_Work order_
Lines with "text": pull these out of the listing below.

------------------------------------------------------------------------

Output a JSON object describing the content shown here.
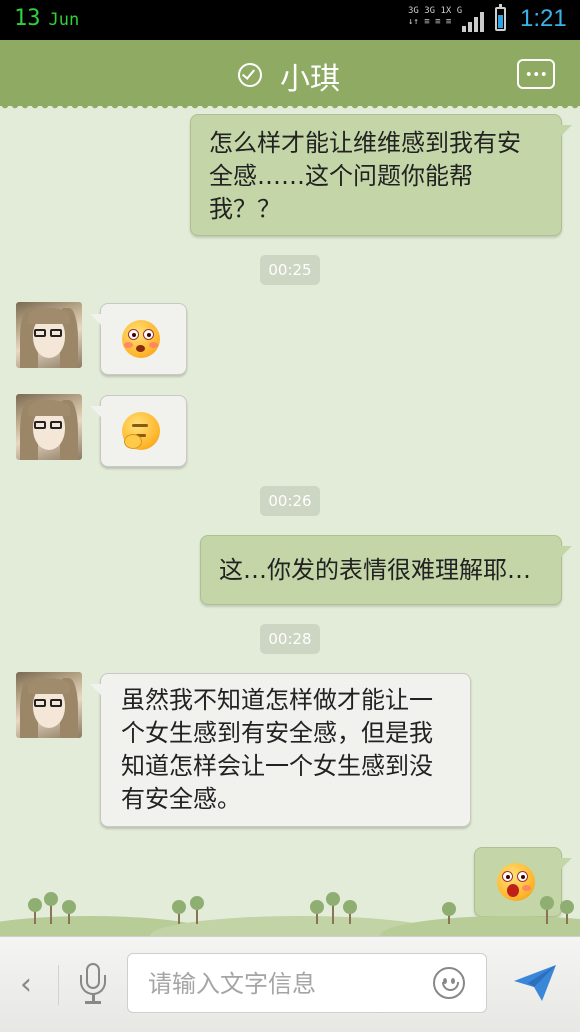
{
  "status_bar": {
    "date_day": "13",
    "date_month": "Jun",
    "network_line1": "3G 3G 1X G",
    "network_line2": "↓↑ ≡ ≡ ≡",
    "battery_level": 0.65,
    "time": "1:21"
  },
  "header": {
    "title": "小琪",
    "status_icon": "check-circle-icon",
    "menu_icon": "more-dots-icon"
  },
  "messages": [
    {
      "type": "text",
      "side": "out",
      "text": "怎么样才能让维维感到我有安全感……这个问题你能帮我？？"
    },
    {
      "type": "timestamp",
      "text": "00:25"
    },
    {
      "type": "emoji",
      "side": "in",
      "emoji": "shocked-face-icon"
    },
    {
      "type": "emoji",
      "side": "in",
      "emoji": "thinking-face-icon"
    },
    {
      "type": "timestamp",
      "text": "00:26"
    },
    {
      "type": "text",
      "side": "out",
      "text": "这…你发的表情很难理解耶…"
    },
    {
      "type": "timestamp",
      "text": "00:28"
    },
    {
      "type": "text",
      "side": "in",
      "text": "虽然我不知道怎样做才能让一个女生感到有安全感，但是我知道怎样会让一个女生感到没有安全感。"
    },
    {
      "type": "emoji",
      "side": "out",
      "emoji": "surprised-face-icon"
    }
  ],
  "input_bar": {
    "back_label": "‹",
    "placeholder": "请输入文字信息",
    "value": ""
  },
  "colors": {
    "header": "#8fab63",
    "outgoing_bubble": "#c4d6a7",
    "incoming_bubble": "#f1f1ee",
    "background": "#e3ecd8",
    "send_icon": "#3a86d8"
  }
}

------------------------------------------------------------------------

_Exercise response_
      "type": "text",
      "text": "怎么样才能让维维感到我有安全感……这个问题你能帮我？？"
      "text": "00:25"
      "text": "00:26"
      "type": "text",
      "text": "这…你发的表情很难理解耶…"
      "text": "00:28"
      "type": "text",
      "text": "虽然我不知道怎样做才能让一个女生感到有安全感，但是我知道怎样会让一个女生感到没有安全感。"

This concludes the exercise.